A recent February 2017 New Zealand study published in Journal PLOS One grabbed my attention this morning. The study reported that eating 10 servings of fruits and vegetables a day for as little as 14 days improved psychological well-being, specifically in the areas of, motivation, vitality and flourishing, in young adults between the ages of 18 and 25 whose fruit and vegetable consumption was low prior to the study. You may want to know, ‘So what is ground breaking about this study’? We have known for years that vegetables and fruits are good for us and consuming them protects us from obesity, cancer, Type 2 diabetes, heart disease, etc. While we have known that eating more fruits and vegetables is wonderful for physical health, this is one of the first few studies to establish a connection between consumption of produce and psychological well being.
The study, done and published by a team of researchers from the Department of Psychology in the University of Otago in New Zealand, recruited 171 participants between the ages of 18 and 25. The participants were divided into three groups for a time period of two weeks. The first group continued to eat the way they usually did during the study period. The second group was personally handed two extra servings of high quality fruit and vegetables in the form of oranges, carrots, kiwi fruit and apples for two weeks. The third group was given prepaid vouchers for produce at a grocery store and this group also got text messages every day reminding them to eat more fruits and vegetables. All the study participants went through psychological assessments that measured markers such as mood, motivation, vitality, depression and anxiety at the beginning and end of the study. At the end of 14 days of the study period, the researchers found that the first and third groups had no changes in the markers that measured psychological well being, but the second group that got fruits and vegetables handed to them had marked improvements in three specific markers namely motivation, vitality and flourishing in a brief period of two weeks. All three groups did not show any improvements in mood, depression and anxiety.
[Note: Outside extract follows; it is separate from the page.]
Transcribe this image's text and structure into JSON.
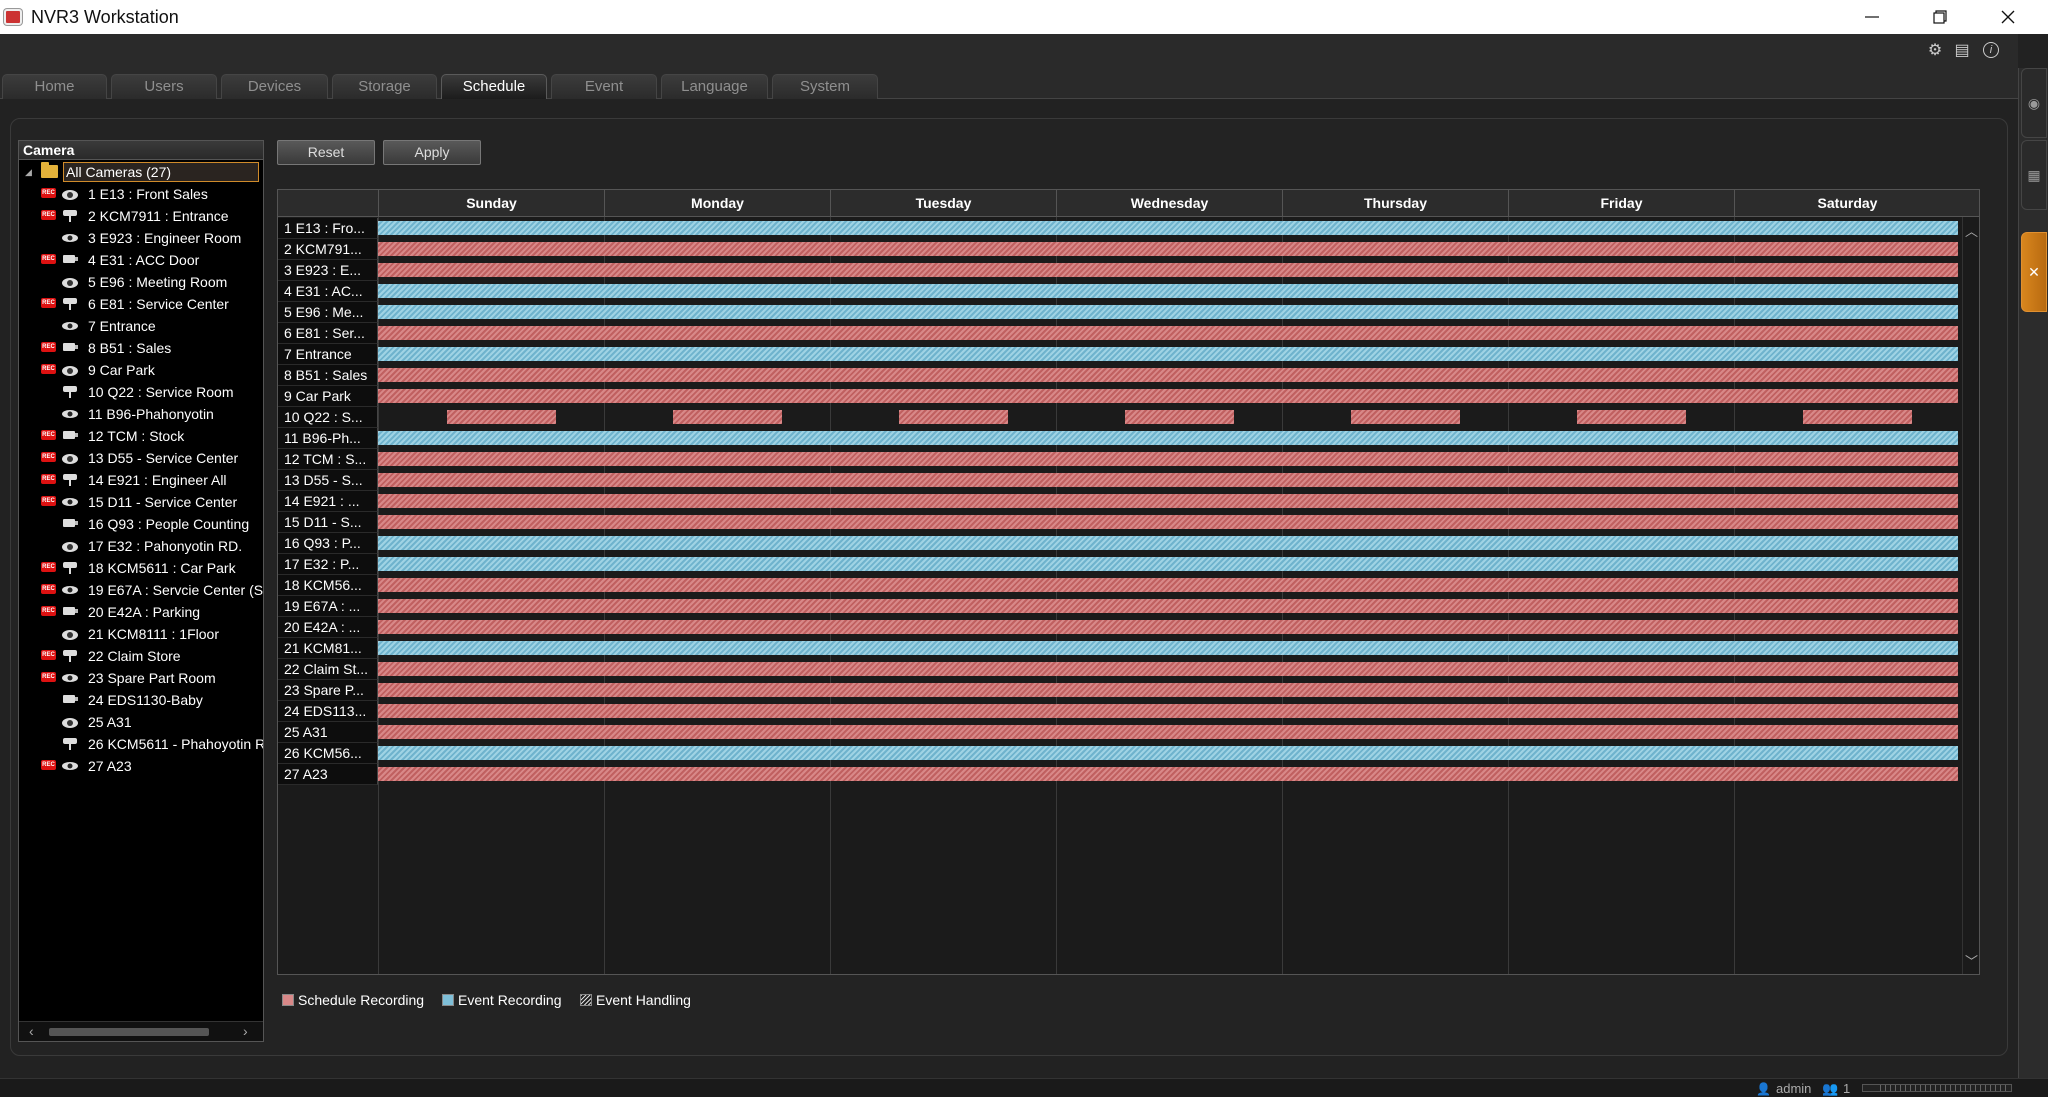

My Thoughts on this Thought Provoking Study
Although the participants of the study did not show any improvement in mood, depression and anxiety in the brief period of 14 days, sustained commitment to eating more fruits and vegetables, in my opinion, would have resulted in improvements in the above markers too. Improvement in vitality, motivation and flourishing has to lead to an improvement in mood, depression and anxiety.
Millennials, the age group between 18-35, are the most stressed out generation in America according to a 2015 survey done by the American Psychological Association (APA). I have a 19 year old and know first hand a thing or two about the stress levels of young adults. Every day seems to be a poster day for existential angst. What if an extra serving or two of fruit and vegetables could relieve stress and improve mental health and well being in this age group? Could the simple act of slicing fresh fruit and handing it over to a young adult relieve some of that angst?
The New Zealand fruits and vegetables study suggests that it just might. The current USDA guideline for fruit and vegetable consumption recommends 4.5 cups from 2.5 cups of vegetables and two cups of fruit per person per day. According to the New Zealand study, we may need to double that number as 10 servings of fruit and vegetables resulted in improved metal health.
Last night, I read these beautiful words in Anthony William’s latest book Life Changing Foods, “Snacking on spinach, no matter what the season, can fuel you with renewed purpose. Tanking on a bowl of tangerine wedges, the juice running down your chin and making your fingers sticky, can alter your vibration. Eating a mango in your darkest hour can (literally and figuratively) turn your life around.” He goes on to say, “Just more than ever before we need to get away from processed foods. In their place, we need to focus on eating a higher quantity of fresh, delicious, nourishing, water rich foods.” Today, after I read the about the New Zealand study, these words ring truer than ever.
While the study recruited young adults, I have a hunch that the results will hold good for all age groups. We have been eating 4-5 servings of fruits and vegetables for some time now and have seen tangible improvements in health and well-being. However, we need to be eating two times that amount to lead us to the land of enchantment. 10 seems to be the charmed number. Let’s commit to 10, shall we?
- Journal PLOS One; Let them eat Fruit! The effect of fruit and vegetable consumption on psychological well-being in young adults: A randomized controlled trial
- Fusion.Net; Millenials are Officially the most Stressed Out Generation in America
- Anthony William; Medical Medium. Life Changing Foods